**Task directions**
Would you give the records below again, exactly and completely?

**Exercise data**
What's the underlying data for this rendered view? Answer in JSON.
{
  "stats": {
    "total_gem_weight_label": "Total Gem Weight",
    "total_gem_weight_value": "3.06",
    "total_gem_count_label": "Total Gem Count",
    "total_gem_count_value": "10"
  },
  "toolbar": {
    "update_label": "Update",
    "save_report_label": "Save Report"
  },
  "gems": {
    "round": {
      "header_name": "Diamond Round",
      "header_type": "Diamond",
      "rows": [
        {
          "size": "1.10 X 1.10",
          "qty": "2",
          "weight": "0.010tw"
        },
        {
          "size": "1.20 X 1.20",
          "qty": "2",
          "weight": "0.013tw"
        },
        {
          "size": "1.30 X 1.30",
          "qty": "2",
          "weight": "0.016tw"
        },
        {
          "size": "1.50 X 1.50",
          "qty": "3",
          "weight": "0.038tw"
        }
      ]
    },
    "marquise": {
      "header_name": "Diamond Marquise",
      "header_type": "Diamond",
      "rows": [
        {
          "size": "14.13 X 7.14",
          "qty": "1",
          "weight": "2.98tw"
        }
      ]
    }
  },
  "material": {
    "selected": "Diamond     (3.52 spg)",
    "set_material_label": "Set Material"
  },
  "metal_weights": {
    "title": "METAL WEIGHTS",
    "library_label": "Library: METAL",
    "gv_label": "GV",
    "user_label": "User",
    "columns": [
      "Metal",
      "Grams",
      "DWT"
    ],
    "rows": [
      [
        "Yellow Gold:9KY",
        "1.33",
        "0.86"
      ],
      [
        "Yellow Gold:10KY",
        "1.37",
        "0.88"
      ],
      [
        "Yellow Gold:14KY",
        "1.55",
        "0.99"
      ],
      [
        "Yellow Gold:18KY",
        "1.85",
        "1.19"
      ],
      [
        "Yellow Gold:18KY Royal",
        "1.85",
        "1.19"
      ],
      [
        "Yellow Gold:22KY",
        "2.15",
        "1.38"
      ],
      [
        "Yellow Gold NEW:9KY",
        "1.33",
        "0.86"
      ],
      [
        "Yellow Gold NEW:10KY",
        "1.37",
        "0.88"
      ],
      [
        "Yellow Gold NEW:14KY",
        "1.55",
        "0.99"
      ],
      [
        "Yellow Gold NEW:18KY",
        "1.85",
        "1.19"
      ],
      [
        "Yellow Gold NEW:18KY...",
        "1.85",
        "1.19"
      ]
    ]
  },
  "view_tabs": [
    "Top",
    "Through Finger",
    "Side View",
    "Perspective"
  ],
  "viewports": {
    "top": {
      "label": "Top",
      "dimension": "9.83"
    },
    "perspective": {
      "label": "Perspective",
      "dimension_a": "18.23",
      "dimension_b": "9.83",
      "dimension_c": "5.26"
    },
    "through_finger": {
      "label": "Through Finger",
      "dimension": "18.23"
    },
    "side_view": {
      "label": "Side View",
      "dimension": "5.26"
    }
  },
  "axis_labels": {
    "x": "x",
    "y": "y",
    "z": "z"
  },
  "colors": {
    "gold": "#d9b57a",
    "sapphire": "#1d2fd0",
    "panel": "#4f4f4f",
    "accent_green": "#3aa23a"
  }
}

**Exercise answer**
What's the underlying data for this rendered view? Answer in JSON.
{
  "stats": {
    "total_gem_weight_label": "Total Gem Weight",
    "total_gem_weight_value": "3.06",
    "total_gem_count_label": "Total Gem Count",
    "total_gem_count_value": "10"
  },
  "toolbar": {
    "update_label": "Update",
    "save_report_label": "Save Report"
  },
  "gems": {
    "round": {
      "header_name": "Diamond Round",
      "header_type": "Diamond",
      "rows": [
        {
          "size": "1.10 X 1.10",
          "qty": "2",
          "weight": "0.010tw"
        },
        {
          "size": "1.20 X 1.20",
          "qty": "2",
          "weight": "0.013tw"
        },
        {
          "size": "1.30 X 1.30",
          "qty": "2",
          "weight": "0.016tw"
        },
        {
          "size": "1.50 X 1.50",
          "qty": "3",
          "weight": "0.038tw"
        }
      ]
    },
    "marquise": {
      "header_name": "Diamond Marquise",
      "header_type": "Diamond",
      "rows": [
        {
          "size": "14.13 X 7.14",
          "qty": "1",
          "weight": "2.98tw"
        }
      ]
    }
  },
  "material": {
    "selected": "Diamond     (3.52 spg)",
    "set_material_label": "Set Material"
  },
  "metal_weights": {
    "title": "METAL WEIGHTS",
    "library_label": "Library: METAL",
    "gv_label": "GV",
    "user_label": "User",
    "columns": [
      "Metal",
      "Grams",
      "DWT"
    ],
    "rows": [
      [
        "Yellow Gold:9KY",
        "1.33",
        "0.86"
      ],
      [
        "Yellow Gold:10KY",
        "1.37",
        "0.88"
      ],
      [
        "Yellow Gold:14KY",
        "1.55",
        "0.99"
      ],
      [
        "Yellow Gold:18KY",
        "1.85",
        "1.19"
      ],
      [
        "Yellow Gold:18KY Royal",
        "1.85",
        "1.19"
      ],
      [
        "Yellow Gold:22KY",
        "2.15",
        "1.38"
      ],
      [
        "Yellow Gold NEW:9KY",
        "1.33",
        "0.86"
      ],
      [
        "Yellow Gold NEW:10KY",
        "1.37",
        "0.88"
      ],
      [
        "Yellow Gold NEW:14KY",
        "1.55",
        "0.99"
      ],
      [
        "Yellow Gold NEW:18KY",
        "1.85",
        "1.19"
      ],
      [
        "Yellow Gold NEW:18KY...",
        "1.85",
        "1.19"
      ]
    ]
  },
  "view_tabs": [
    "Top",
    "Through Finger",
    "Side View",
    "Perspective"
  ],
  "viewports": {
    "top": {
      "label": "Top",
      "dimension": "9.83"
    },
    "perspective": {
      "label": "Perspective",
      "dimension_a": "18.23",
      "dimension_b": "9.83",
      "dimension_c": "5.26"
    },
    "through_finger": {
      "label": "Through Finger",
      "dimension": "18.23"
    },
    "side_view": {
      "label": "Side View",
      "dimension": "5.26"
    }
  },
  "axis_labels": {
    "x": "x",
    "y": "y",
    "z": "z"
  },
  "colors": {
    "gold": "#d9b57a",
    "sapphire": "#1d2fd0",
    "panel": "#4f4f4f",
    "accent_green": "#3aa23a"
  }
}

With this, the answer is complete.